## WHAT TO WORK ON
Do any lines in the data below contain "Repository"? If so, copy every one of them.

[Component data from apps and pages]
■ ■ ■ ■ ■
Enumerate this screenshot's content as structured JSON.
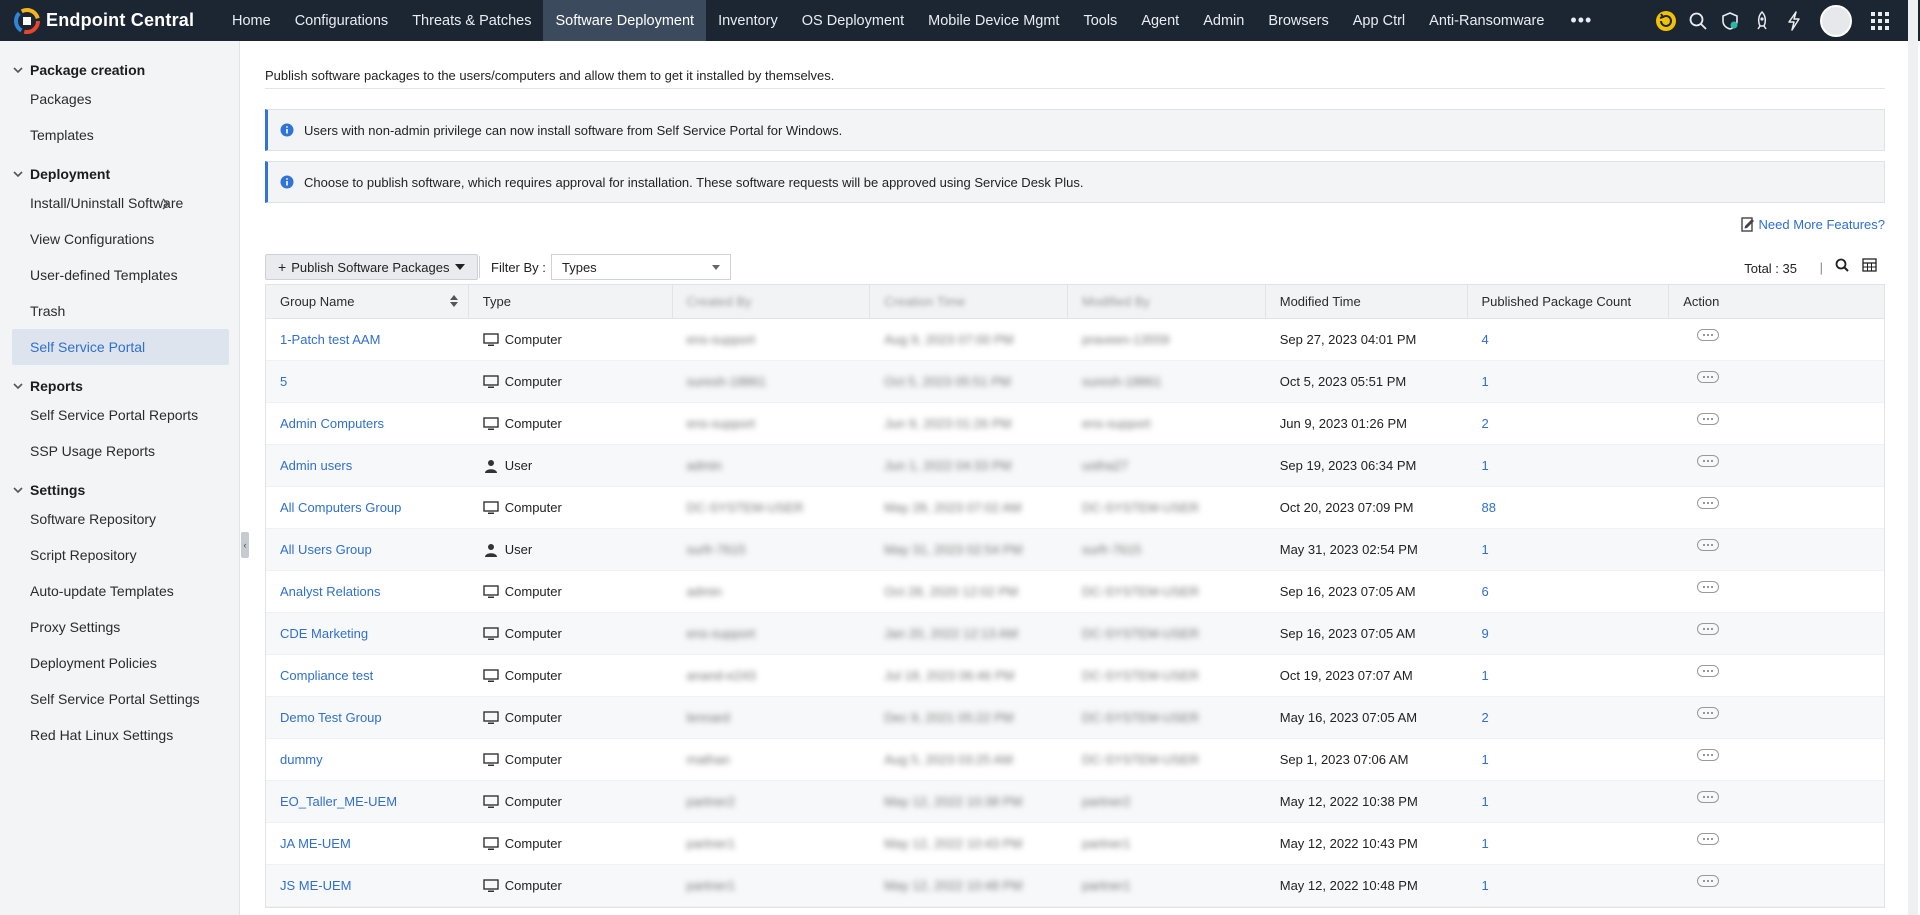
{
  "app": {
    "title": "Endpoint Central"
  },
  "nav": {
    "items": [
      "Home",
      "Configurations",
      "Threats & Patches",
      "Software Deployment",
      "Inventory",
      "OS Deployment",
      "Mobile Device Mgmt",
      "Tools",
      "Agent",
      "Admin",
      "Browsers",
      "App Ctrl",
      "Anti-Ransomware"
    ],
    "active": "Software Deployment",
    "more": "•••"
  },
  "sidebar": {
    "sections": [
      {
        "title": "Package creation",
        "items": [
          "Packages",
          "Templates"
        ]
      },
      {
        "title": "Deployment",
        "items": [
          "Install/Uninstall Software",
          "View Configurations",
          "User-defined Templates",
          "Trash",
          "Self Service Portal"
        ]
      },
      {
        "title": "Reports",
        "items": [
          "Self Service Portal Reports",
          "SSP Usage Reports"
        ]
      },
      {
        "title": "Settings",
        "items": [
          "Software Repository",
          "Script Repository",
          "Auto-update Templates",
          "Proxy Settings",
          "Deployment Policies",
          "Self Service Portal Settings",
          "Red Hat Linux Settings"
        ]
      }
    ],
    "active_item": "Self Service Portal"
  },
  "main": {
    "intro": "Publish software packages to the users/computers and allow them to get it installed by themselves.",
    "info1": "Users with non-admin privilege can now install software from Self Service Portal for Windows.",
    "info2": "Choose to publish software, which requires approval for installation. These software requests will be approved using Service Desk Plus.",
    "need_more": "Need More Features?",
    "publish_button": "Publish Software Packages",
    "filter_label": "Filter By :",
    "filter_value": "Types",
    "total": "Total : 35"
  },
  "table": {
    "columns": [
      "Group Name",
      "Type",
      "Created By",
      "Creation Time",
      "Modified By",
      "Modified Time",
      "Published Package Count",
      "Action"
    ],
    "rows": [
      {
        "name": "1-Patch test AAM",
        "type": "Computer",
        "created_by": "ens-support",
        "creation_time": "Aug 9, 2023 07:00 PM",
        "modified_by": "praveen-13559",
        "modified": "Sep 27, 2023 04:01 PM",
        "count": "4"
      },
      {
        "name": "5",
        "type": "Computer",
        "created_by": "suresh-18861",
        "creation_time": "Oct 5, 2023 05:51 PM",
        "modified_by": "suresh-18861",
        "modified": "Oct 5, 2023 05:51 PM",
        "count": "1"
      },
      {
        "name": "Admin Computers",
        "type": "Computer",
        "created_by": "ens-support",
        "creation_time": "Jun 9, 2023 01:26 PM",
        "modified_by": "ens-support",
        "modified": "Jun 9, 2023 01:26 PM",
        "count": "2"
      },
      {
        "name": "Admin users",
        "type": "User",
        "created_by": "admin",
        "creation_time": "Jun 1, 2022 04:33 PM",
        "modified_by": "ustha27",
        "modified": "Sep 19, 2023 06:34 PM",
        "count": "1"
      },
      {
        "name": "All Computers Group",
        "type": "Computer",
        "created_by": "DC-SYSTEM-USER",
        "creation_time": "May 28, 2023 07:02 AM",
        "modified_by": "DC-SYSTEM-USER",
        "modified": "Oct 20, 2023 07:09 PM",
        "count": "88"
      },
      {
        "name": "All Users Group",
        "type": "User",
        "created_by": "surfr-7615",
        "creation_time": "May 31, 2023 02:54 PM",
        "modified_by": "surfr-7615",
        "modified": "May 31, 2023 02:54 PM",
        "count": "1"
      },
      {
        "name": "Analyst Relations",
        "type": "Computer",
        "created_by": "admin",
        "creation_time": "Oct 28, 2020 12:02 PM",
        "modified_by": "DC-SYSTEM-USER",
        "modified": "Sep 16, 2023 07:05 AM",
        "count": "6"
      },
      {
        "name": "CDE Marketing",
        "type": "Computer",
        "created_by": "ens-support",
        "creation_time": "Jan 20, 2022 12:13 AM",
        "modified_by": "DC-SYSTEM-USER",
        "modified": "Sep 16, 2023 07:05 AM",
        "count": "9"
      },
      {
        "name": "Compliance test",
        "type": "Computer",
        "created_by": "anand-e243",
        "creation_time": "Jul 18, 2023 06:46 PM",
        "modified_by": "DC-SYSTEM-USER",
        "modified": "Oct 19, 2023 07:07 AM",
        "count": "1"
      },
      {
        "name": "Demo Test Group",
        "type": "Computer",
        "created_by": "lennard",
        "creation_time": "Dec 9, 2021 05:22 PM",
        "modified_by": "DC-SYSTEM-USER",
        "modified": "May 16, 2023 07:05 AM",
        "count": "2"
      },
      {
        "name": "dummy",
        "type": "Computer",
        "created_by": "mathan",
        "creation_time": "Aug 5, 2023 03:25 AM",
        "modified_by": "DC-SYSTEM-USER",
        "modified": "Sep 1, 2023 07:06 AM",
        "count": "1"
      },
      {
        "name": "EO_Taller_ME-UEM",
        "type": "Computer",
        "created_by": "partner2",
        "creation_time": "May 12, 2022 10:38 PM",
        "modified_by": "partner2",
        "modified": "May 12, 2022 10:38 PM",
        "count": "1"
      },
      {
        "name": "JA ME-UEM",
        "type": "Computer",
        "created_by": "partner1",
        "creation_time": "May 12, 2022 10:43 PM",
        "modified_by": "partner1",
        "modified": "May 12, 2022 10:43 PM",
        "count": "1"
      },
      {
        "name": "JS ME-UEM",
        "type": "Computer",
        "created_by": "partner1",
        "creation_time": "May 12, 2022 10:48 PM",
        "modified_by": "partner1",
        "modified": "May 12, 2022 10:48 PM",
        "count": "1"
      }
    ]
  },
  "colors": {
    "topbar": "#1c2633",
    "active_nav": "#3c4a5e",
    "link": "#2f6fd1",
    "accent": "#2f74d6"
  }
}
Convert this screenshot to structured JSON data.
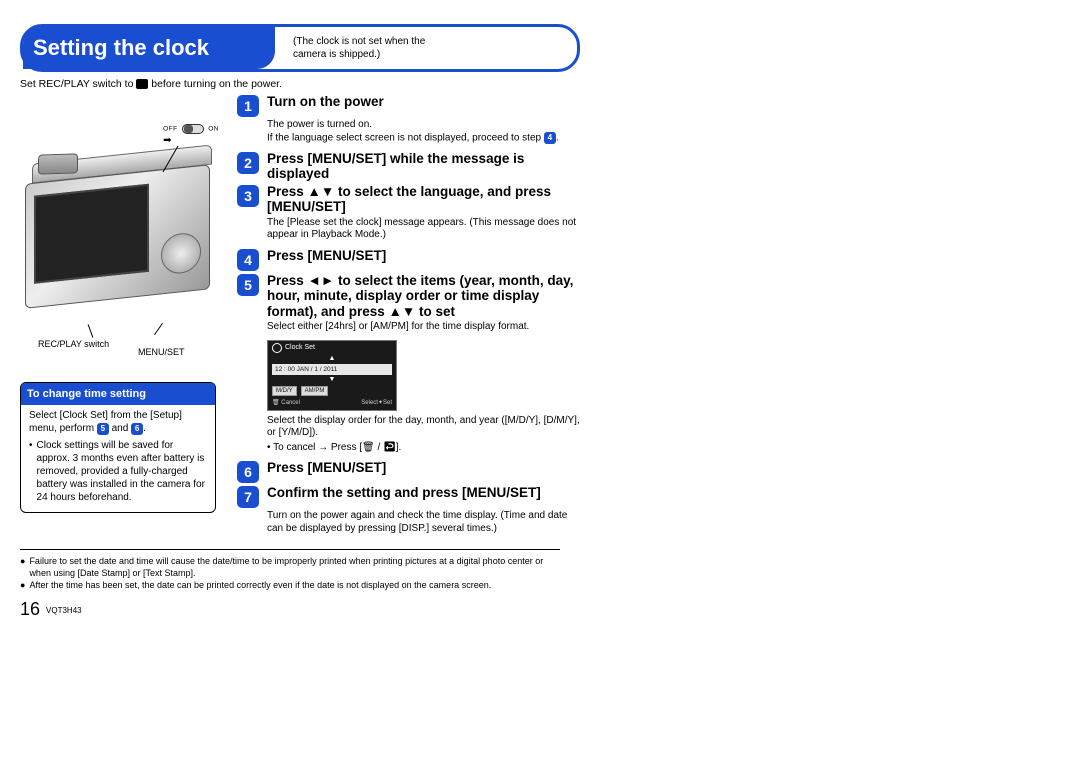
{
  "header": {
    "title": "Setting the clock",
    "subtitle_line1": "(The clock is not set when the",
    "subtitle_line2": "camera is shipped.)"
  },
  "intro_pre": "Set REC/PLAY switch to ",
  "intro_post": " before turning on the power.",
  "camera_labels": {
    "off": "OFF",
    "on": "ON",
    "recplay": "REC/PLAY switch",
    "menuset": "MENU/SET"
  },
  "info_box": {
    "title": "To change time setting",
    "line1_pre": "Select [Clock Set] from the [Setup] menu, perform ",
    "line1_mid": " and ",
    "line1_end": ".",
    "badge5": "5",
    "badge6": "6",
    "bullet": "Clock settings will be saved for approx. 3 months even after battery is removed, provided a fully-charged battery was installed in the camera for 24 hours beforehand."
  },
  "steps": [
    {
      "n": "1",
      "title": "Turn on the power",
      "body_line1": "The power is turned on.",
      "body_line2_pre": "If the language select screen is not displayed, proceed to step ",
      "body_step_badge": "4",
      "body_line2_post": "."
    },
    {
      "n": "2",
      "title": "Press [MENU/SET] while the message is displayed"
    },
    {
      "n": "3",
      "title": "Press ▲▼ to select the language, and press [MENU/SET]",
      "body": "The [Please set the clock] message appears. (This message does not appear in Playback Mode.)"
    },
    {
      "n": "4",
      "title": "Press [MENU/SET]"
    },
    {
      "n": "5",
      "title": "Press ◄► to select the items (year, month, day, hour, minute, display order or time display format), and press ▲▼ to set",
      "body": "Select either [24hrs] or [AM/PM] for the time display format."
    },
    {
      "n": "6",
      "title": "Press [MENU/SET]"
    },
    {
      "n": "7",
      "title": "Confirm the setting and press [MENU/SET]",
      "body": "Turn on the power again and check the time display. (Time and date can be displayed by pressing [DISP.] several times.)"
    }
  ],
  "clockset_ui": {
    "title": "Clock Set",
    "row_date": "12 : 00   JAN / 1 / 2011",
    "btn1": "M/D/Y",
    "btn2": "AM/PM",
    "foot_cancel": "Cancel",
    "foot_select": "Select",
    "foot_set": "Set"
  },
  "after_ui_note": "Select the display order for the day, month, and year ([M/D/Y], [D/M/Y], or [Y/M/D]).",
  "after_ui_bullet": "To cancel → Press [🗑 / ↩].",
  "footnotes": [
    "Failure to set the date and time will cause the date/time to be improperly printed when printing pictures at a digital photo center or when using [Date Stamp] or [Text Stamp].",
    "After the time has been set, the date can be printed correctly even if the date is not displayed on the camera screen."
  ],
  "page_number": "16",
  "page_code": "VQT3H43"
}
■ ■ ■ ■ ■
## EXERCISE RESULT
          "Software Repository",
          "Script Repository",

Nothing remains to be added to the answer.